Adapting to climate change: Lessons from Colombo

RELEASE DATE

29 October 2016
Given that Bangladesh is a country that desperately needs to adapt to climate change, we thought we’d share some of the lessons we learnt while in attendance

Earlier this month, the fifth Asia Pacific Climate Change Adaptation Forum was held in Colombo, Sir Lanka. This year’s theme was “Adapting and Living below 2C.”

This is because the UN climate treaty — the Paris Agreement, which goes into force next week — set a upper temperature limit of 2C warming above pre-industrial temperatures.

Given that Bangladesh is a country that desperately needs to adapt to climate change, we thought we’d share some of the lessons we learnt while in attendance.

The forum was unique in that it brought together around 800 delegates from about 50 different countries to share knowledge and best practices on how to adapt to climate. This includes everything from how adaptation should be planned by government agencies to different types of technologies that will help those at the frontline of climate change to survive (and even thrive, hopefully).

Here are some of the discussions that arose from the forum:

Thinking adaptation finance

According to Dr Barney Dickson, who works for the UN Environment Program, the cost of adaptation finance in the Asia-Pacific region could be around $140-300 billion per yer by 2030.

This is a lot of money needed for adaptation, and many at the event proposed different ways to source and manage the funding required.

One idea was creating multi-year national budgets in certain climate change-related sectors. This was put forward by Dr Pinaki Chakraborty from the National Institute of Public Finance and Policy in India. While most countries determine their national budget on a year to year basis, given the potential catastrophies of climate change, Dr Chakraborty suggested this might be short sighted.
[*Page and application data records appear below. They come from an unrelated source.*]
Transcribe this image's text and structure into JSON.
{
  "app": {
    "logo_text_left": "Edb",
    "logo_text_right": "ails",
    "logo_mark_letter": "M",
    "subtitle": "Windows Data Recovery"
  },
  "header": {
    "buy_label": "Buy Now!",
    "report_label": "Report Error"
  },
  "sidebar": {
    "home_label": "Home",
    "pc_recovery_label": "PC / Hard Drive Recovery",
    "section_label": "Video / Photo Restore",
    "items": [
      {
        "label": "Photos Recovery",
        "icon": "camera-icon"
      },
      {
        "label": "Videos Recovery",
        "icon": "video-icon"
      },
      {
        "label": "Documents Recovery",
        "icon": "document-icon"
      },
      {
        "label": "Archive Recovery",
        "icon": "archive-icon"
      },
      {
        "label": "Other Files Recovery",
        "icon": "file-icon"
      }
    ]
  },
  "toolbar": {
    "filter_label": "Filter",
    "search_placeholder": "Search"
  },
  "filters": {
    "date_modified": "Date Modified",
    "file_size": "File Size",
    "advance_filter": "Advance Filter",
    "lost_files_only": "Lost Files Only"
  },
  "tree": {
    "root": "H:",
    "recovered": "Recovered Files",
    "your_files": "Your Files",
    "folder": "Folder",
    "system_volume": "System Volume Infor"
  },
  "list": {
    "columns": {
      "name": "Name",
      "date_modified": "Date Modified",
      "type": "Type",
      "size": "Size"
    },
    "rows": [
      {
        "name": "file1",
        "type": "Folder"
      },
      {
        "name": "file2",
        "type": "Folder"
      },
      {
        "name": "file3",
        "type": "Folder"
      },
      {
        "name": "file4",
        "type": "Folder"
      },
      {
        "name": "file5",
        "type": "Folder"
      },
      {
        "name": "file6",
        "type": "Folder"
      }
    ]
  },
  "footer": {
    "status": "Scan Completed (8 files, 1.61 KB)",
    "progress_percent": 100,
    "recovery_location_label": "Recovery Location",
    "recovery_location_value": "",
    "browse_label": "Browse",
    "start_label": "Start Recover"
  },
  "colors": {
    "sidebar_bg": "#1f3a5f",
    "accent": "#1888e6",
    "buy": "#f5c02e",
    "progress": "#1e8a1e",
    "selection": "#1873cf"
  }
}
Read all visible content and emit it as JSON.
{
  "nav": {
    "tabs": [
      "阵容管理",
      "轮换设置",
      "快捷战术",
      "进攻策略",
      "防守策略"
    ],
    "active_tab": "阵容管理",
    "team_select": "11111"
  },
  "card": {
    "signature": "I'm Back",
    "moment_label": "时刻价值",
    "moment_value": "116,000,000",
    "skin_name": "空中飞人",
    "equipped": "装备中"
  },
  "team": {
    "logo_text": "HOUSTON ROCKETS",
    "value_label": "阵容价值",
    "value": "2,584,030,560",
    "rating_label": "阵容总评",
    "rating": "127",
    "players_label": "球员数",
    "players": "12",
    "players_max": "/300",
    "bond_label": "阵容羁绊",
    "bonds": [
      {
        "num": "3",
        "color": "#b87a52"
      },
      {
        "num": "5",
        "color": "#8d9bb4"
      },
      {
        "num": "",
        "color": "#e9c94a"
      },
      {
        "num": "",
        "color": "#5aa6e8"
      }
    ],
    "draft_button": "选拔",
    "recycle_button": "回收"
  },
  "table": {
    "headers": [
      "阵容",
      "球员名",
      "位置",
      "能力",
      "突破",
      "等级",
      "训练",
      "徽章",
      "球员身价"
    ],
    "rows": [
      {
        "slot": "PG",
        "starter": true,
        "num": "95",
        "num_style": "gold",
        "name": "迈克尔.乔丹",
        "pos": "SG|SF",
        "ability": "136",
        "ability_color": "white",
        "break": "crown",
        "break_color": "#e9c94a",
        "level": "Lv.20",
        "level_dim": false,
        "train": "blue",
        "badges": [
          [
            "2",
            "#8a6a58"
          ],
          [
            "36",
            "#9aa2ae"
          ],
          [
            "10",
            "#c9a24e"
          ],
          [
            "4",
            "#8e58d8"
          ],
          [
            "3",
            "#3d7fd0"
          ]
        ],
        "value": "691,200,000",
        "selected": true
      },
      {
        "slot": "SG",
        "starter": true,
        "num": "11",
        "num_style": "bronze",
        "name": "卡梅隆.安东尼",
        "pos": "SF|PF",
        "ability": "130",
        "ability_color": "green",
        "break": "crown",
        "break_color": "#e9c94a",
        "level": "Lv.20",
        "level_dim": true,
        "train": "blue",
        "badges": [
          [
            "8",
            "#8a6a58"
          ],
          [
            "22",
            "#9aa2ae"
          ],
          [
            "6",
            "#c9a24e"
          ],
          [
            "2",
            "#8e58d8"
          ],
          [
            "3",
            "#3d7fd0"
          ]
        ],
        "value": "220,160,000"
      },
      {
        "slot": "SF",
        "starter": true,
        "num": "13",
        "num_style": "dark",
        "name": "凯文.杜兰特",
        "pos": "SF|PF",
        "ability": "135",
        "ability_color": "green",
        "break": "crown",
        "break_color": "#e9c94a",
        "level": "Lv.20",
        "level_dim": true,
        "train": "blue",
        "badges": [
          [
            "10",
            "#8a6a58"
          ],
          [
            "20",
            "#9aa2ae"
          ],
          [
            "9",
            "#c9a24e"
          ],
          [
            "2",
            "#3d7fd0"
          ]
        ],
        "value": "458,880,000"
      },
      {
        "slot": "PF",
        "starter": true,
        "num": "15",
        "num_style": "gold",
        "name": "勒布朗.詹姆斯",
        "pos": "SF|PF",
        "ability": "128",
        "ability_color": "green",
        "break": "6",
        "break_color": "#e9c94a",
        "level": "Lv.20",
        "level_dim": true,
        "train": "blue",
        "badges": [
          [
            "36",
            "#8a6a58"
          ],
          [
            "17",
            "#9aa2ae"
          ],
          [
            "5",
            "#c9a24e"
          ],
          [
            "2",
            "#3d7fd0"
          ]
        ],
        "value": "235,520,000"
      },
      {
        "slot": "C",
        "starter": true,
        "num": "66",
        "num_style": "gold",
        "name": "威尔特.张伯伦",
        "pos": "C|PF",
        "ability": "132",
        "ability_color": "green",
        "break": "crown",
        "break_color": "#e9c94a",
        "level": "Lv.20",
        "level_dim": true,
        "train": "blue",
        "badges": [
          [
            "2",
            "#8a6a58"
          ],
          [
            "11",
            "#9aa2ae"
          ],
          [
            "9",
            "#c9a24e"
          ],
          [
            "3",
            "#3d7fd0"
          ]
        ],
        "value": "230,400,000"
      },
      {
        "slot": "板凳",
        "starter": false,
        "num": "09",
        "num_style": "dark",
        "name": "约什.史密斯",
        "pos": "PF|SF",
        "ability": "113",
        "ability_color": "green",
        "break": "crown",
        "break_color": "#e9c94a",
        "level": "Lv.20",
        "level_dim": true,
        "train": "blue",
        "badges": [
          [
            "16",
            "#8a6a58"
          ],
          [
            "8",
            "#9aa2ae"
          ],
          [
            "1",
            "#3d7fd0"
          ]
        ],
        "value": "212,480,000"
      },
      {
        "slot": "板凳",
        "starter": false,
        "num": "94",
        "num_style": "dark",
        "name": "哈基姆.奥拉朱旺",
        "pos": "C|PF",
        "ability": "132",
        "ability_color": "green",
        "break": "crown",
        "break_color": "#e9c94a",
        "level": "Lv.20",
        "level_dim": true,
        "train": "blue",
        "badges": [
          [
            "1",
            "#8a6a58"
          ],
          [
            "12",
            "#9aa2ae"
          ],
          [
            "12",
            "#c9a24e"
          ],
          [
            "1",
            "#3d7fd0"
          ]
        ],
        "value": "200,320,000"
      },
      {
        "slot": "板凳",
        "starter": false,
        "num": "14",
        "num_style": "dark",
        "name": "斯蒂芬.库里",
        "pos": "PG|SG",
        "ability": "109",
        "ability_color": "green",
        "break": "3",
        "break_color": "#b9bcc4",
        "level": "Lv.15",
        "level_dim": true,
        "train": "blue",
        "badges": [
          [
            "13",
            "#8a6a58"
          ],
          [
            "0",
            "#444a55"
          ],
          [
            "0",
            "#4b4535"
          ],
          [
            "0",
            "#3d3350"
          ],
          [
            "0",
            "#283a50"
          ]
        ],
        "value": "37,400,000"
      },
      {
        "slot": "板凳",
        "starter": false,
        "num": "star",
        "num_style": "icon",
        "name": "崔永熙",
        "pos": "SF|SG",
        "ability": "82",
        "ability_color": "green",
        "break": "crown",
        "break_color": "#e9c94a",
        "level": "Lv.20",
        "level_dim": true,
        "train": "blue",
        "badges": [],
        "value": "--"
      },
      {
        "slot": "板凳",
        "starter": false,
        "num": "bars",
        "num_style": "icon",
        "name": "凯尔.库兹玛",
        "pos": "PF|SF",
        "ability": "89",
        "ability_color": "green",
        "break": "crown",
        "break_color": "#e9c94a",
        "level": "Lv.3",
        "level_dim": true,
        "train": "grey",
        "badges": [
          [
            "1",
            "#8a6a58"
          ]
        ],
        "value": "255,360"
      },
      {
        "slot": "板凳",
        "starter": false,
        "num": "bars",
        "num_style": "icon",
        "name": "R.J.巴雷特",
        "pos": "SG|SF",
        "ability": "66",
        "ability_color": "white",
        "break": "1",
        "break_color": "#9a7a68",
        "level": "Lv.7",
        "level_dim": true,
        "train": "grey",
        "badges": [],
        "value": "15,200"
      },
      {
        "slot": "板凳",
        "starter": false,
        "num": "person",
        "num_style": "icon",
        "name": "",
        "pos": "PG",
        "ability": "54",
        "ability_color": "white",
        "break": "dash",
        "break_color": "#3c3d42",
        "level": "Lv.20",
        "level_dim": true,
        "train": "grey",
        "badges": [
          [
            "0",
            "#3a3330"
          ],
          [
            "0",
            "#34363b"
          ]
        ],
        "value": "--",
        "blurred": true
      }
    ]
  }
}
A better approach would be to plan budgets for certain sectors for over the course of a few years to take account for the longer term of adaptation when needed.

Another common thread throughout the conference for how to pay for adaptation was engagement with the private sector. As explained by Harsha de Silva, the deputy minister of foreign affairs of Sri Lanka, “while civil society does have money, it doesn’t have ‘real money’ to bring about the changes that scientists say are necessary to combat climate change.” He argued for an “alignment of interests” between the public and private sector to support adaptation.

It is worthy noting that several Bangladesh businesses are already engaged in helping the country adapt to climate change. However, the government should encourage the private sector more to get involved. This also helps the country not rely on donor funding, and instead on in-country sources.

‘Loss and Damage’ and quest for evidence

Loss and damage is still a very contentious issue, because for industrialised countries — these two words are synonymous for “liability and compensation.” Nevertheless, it is important that countries start to address the impacts of climate change that cannot be adapted to.

There was only one session at the forum dedicated solely to this issue, and it was organised by the Asia Pacific Network and the International Centre for Climate Change and Development at the Independent University, Bangladesh.

The session emphasised that it was unlikely that industrialised nations were going to provide blank checks to compensate for the damages and losses caused by every natural disaster that could be related to climate change. Instead, the conversation should really be about any added and incremental damages or losses worsened by climate change.

Hina Lotia (from LEAD Pakistan) Harjeet Singh (from Action Aid) further stressed the urgency of regional cooperation among South Asian countries for collecting necessary data related to climatic loss and damage.

Only by having this data could South Asian countries show the natural disasters they face have been worsened by climate change. However, as Hina rightly said, given the current political reality, regional cooperation is akin to shooting for Pluto.

Could Bangladesh make its voice heard?

Several participants from Bangladesh, including government officials, academics, researchers, and practitioners attended the event. However, unlike other countries represented at the forum, there was no high level political representation from Bangladesh.

Additionally, the media coverage of the event by Bangladeshi journalists was slim, which is a pity since Bangladesh missed an opportunity to highlight its own excellent policies and investments in adaptation.

Naznin Nasir and Feisal Rahman both work at the International Centre for Climate Change and Development at the Independent University, Bangladesh.